that play an important role in the evolution of these diseases and ultimately induce neuronal cell death.

NEUREVO Results in Parkinson

  • One toxin-induced animal model

✔ very good neuroprotective effect
✔ no toxicity*


Medical need in sperm motility

Worldwide, around 60 to 80 million couples are affected by infertility, and the rates vary from country to country. Increases in the global prevalence of infertility is a significant clinical problem. Around 8% to 12% of couples have to deal with the problem of infertility worldwide. Of all cases, about 40% to 50% of cases is due to male factor infertility. This may be due to one or combination of factors, such as abnormal morphology, lower sperm concentration, and poor sperm motility.

Sperm motility is the ability of sperm to move efficiently. This is important in fertility because sperm need to move through the woman’s reproductive tract to reach and fertilize the egg cell. Poor sperm motility can be a cause of male factor infertility.

Increasing infertility rate across the globe have led to the adoption of assisted reproductive technologies (ARTs). ARTs cover a wide spectrum of infertility treatments and offer solutions for males facing problems, such as low sperm count, abnormal sperm quality, and poor motility. ARTs consist mainly in three methods:

  1. Insemination: this method places sperm directly in the uterus. Like this sperm cells do not have to go thought the cervix, the main obstacle in their way to the egg cell. This method requires fairly good sperm motility, as sperm cells need to find the egg cell and fertilize it.
  2. In vitro fertilization (IVF): this method is more expensive than the previous one (ca. 12.000 Euros per cycle) and is performed in a dish. Sperm cells and the egg cell are place in a dish for fertilization to take place. After that the fertilized egg is implanted back in the uterus to attach. This method also requires a certain degree of sperm motility, as sperm cell still need hyperactivate in order to fertilize the egg.
  3. Intracystoplamic Sperm Injection (ICSI): this method is the most expensive one and it needs to be performed by a specialized technician.

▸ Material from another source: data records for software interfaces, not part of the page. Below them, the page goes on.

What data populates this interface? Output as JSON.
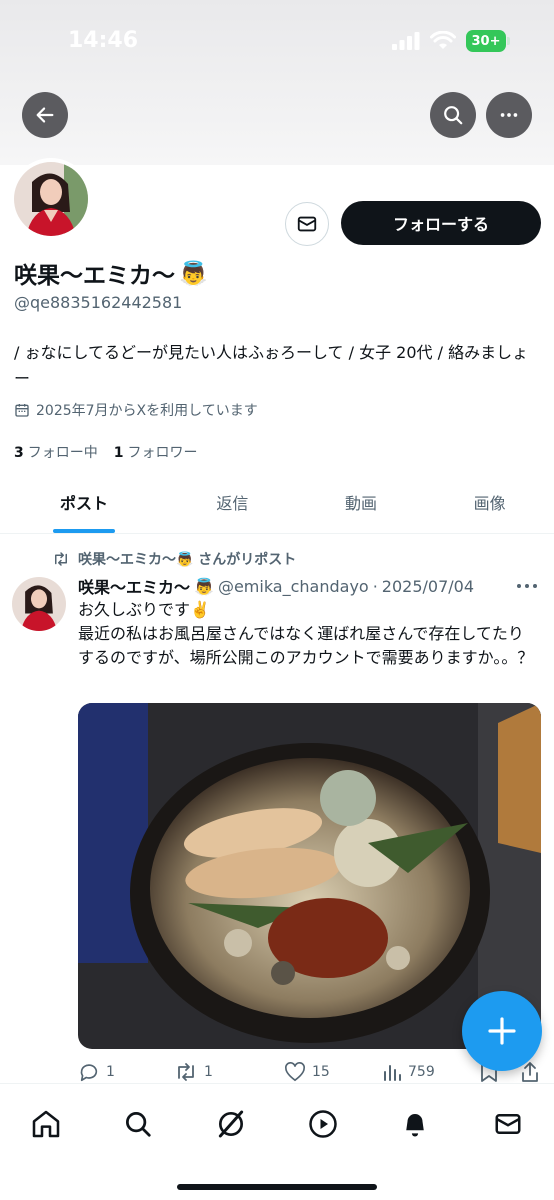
{
  "status_bar": {
    "time": "14:46",
    "battery": "30+"
  },
  "header": {
    "back_icon": "arrow-left-icon",
    "search_icon": "search-icon",
    "more_icon": "more-icon"
  },
  "profile": {
    "display_name": "咲果〜エミカ〜",
    "name_emoji": "👼",
    "handle": "@qe8835162442581",
    "follow_button": "フォローする",
    "bio": "/ ぉなにしてるどーが見たい人はふぉろーして / 女子 20代 / 絡みましょー",
    "joined": "2025年7月からXを利用しています",
    "following_count": "3",
    "following_label": "フォロー中",
    "followers_count": "1",
    "followers_label": "フォロワー"
  },
  "tabs": [
    {
      "label": "ポスト",
      "active": true
    },
    {
      "label": "返信",
      "active": false
    },
    {
      "label": "動画",
      "active": false
    },
    {
      "label": "画像",
      "active": false
    }
  ],
  "post": {
    "repost_label": "咲果〜エミカ〜👼 さんがリポスト",
    "author_name": "咲果〜エミカ〜",
    "author_emoji": "👼",
    "author_handle": "@emika_chandayo",
    "date": "2025/07/04",
    "meta_separator": "·",
    "text_line1": "お久しぶりです✌️",
    "text_body": "最近の私はお風呂屋さんではなく運ばれ屋さんで存在してたりするのですが、場所公開このアカウントで需要ありますか。。？",
    "replies": "1",
    "reposts": "1",
    "likes": "15",
    "views": "759"
  },
  "colors": {
    "accent": "#1d9bf0",
    "text_primary": "#0f1419",
    "text_secondary": "#536471",
    "follow_button_bg": "#0f1419"
  }
}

Sperm cells are manually selected and injected directly in the egg cell. Sperm cells are not required to be motile.

However, these methods require hormonal treatments to obtain the oocyte, are very invasive, expensive and do not treat the real problem, namely the alterations leading to poor sperm motility.

Pathophysiological mechanisms implicated in alterations in sperm motility

Increasing male infertility has been linked to the exposure to environmental toxins, stress and an unhealthy life-style.

Factor affecting sperm motility (Dcunha, R. et al. Current Insights and Latest Updates in Sperm Motility and Associated Applications in Assisted Reproduction. Reprod. Sci. (2020))

These factors reduce the quality of the sperm by:

1) altering mitochondrial function/energy production of sperm cells and
2) increasing oxidative stress.

NEUREVO Results in sperm motility

✔ Increases sperm motility in human, bull and pig sperm
✔ This increase in sperm motility is maintained in time for at least 90 min.

* Data obtained from mice in laboratory and in monitored individual experimental treatments using a specific formulation. The ingestion of both substances can be toxic if used improperly and without the appropriate formulation. GLP-toxicity studies and Phase I/IIa toxicity and effectivity studies in humans are still pending. We advise against uncontrolled self-administration through the patients.